Stored entries:
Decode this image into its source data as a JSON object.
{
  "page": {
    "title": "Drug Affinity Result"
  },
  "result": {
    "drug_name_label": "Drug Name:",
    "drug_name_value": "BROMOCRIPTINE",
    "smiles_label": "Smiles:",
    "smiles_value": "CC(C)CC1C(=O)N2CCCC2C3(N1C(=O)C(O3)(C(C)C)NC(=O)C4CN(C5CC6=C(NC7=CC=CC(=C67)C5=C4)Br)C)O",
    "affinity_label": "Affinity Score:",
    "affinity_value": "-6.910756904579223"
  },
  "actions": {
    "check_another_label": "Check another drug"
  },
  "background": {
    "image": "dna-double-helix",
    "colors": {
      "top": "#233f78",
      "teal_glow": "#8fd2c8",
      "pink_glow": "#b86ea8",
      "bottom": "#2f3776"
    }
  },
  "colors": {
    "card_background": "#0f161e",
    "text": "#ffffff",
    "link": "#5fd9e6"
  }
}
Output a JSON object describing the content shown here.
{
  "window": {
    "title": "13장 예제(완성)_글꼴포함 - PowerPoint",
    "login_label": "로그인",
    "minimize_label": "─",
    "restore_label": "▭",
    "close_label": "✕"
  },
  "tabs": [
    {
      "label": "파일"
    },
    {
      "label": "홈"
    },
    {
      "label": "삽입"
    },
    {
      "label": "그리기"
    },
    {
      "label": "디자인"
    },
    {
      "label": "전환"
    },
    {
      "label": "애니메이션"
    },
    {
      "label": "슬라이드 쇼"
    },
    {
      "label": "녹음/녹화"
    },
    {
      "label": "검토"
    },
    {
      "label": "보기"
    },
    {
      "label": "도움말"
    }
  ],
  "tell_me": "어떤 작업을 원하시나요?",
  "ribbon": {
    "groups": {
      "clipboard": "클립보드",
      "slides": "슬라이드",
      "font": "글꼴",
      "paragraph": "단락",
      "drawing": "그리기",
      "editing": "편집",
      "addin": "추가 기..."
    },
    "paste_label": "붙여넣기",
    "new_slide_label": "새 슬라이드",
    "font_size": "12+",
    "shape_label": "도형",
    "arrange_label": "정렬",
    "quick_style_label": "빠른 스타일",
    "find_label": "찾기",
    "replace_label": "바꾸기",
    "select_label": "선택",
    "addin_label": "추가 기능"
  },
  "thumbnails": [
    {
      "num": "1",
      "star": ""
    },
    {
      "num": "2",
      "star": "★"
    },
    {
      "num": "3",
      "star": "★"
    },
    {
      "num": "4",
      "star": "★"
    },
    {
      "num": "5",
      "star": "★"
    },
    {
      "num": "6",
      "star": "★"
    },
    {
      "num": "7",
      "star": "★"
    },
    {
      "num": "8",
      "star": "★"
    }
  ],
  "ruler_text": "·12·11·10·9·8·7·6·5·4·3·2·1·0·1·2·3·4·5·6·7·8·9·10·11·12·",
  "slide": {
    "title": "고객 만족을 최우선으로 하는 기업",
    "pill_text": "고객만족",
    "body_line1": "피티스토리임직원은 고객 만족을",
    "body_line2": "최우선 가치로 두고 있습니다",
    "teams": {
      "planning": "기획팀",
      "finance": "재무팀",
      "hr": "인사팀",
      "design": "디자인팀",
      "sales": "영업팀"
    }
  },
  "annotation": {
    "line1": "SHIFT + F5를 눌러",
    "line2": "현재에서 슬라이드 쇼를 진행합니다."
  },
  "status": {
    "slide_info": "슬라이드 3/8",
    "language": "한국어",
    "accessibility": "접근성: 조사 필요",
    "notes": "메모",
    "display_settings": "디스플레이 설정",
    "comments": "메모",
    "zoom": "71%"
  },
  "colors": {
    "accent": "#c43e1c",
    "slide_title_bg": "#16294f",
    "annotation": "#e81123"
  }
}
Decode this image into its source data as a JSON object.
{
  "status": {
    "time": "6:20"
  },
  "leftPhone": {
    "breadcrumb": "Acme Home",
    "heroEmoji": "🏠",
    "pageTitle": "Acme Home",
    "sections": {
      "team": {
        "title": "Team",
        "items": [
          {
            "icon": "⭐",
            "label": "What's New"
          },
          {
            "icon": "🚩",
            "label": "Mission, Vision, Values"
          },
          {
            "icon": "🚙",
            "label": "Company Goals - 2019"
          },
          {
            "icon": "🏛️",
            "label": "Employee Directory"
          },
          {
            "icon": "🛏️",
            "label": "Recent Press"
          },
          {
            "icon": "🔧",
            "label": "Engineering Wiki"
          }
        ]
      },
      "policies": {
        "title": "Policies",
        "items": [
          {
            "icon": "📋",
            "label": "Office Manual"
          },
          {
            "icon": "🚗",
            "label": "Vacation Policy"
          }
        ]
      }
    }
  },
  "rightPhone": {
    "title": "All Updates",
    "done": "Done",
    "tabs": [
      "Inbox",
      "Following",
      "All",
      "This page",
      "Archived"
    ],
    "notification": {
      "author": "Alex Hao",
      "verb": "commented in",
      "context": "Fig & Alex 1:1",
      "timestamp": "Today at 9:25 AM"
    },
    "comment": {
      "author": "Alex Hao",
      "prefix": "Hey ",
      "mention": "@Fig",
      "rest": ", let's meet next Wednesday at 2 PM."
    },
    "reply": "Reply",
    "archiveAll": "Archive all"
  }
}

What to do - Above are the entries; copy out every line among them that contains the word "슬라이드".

Your response -
      "label": "슬라이드 쇼"
      "slides": "슬라이드",
    "new_slide_label": "새 슬라이드",
    "line2": "현재에서 슬라이드 쇼를 진행합니다."
    "slide_info": "슬라이드 3/8",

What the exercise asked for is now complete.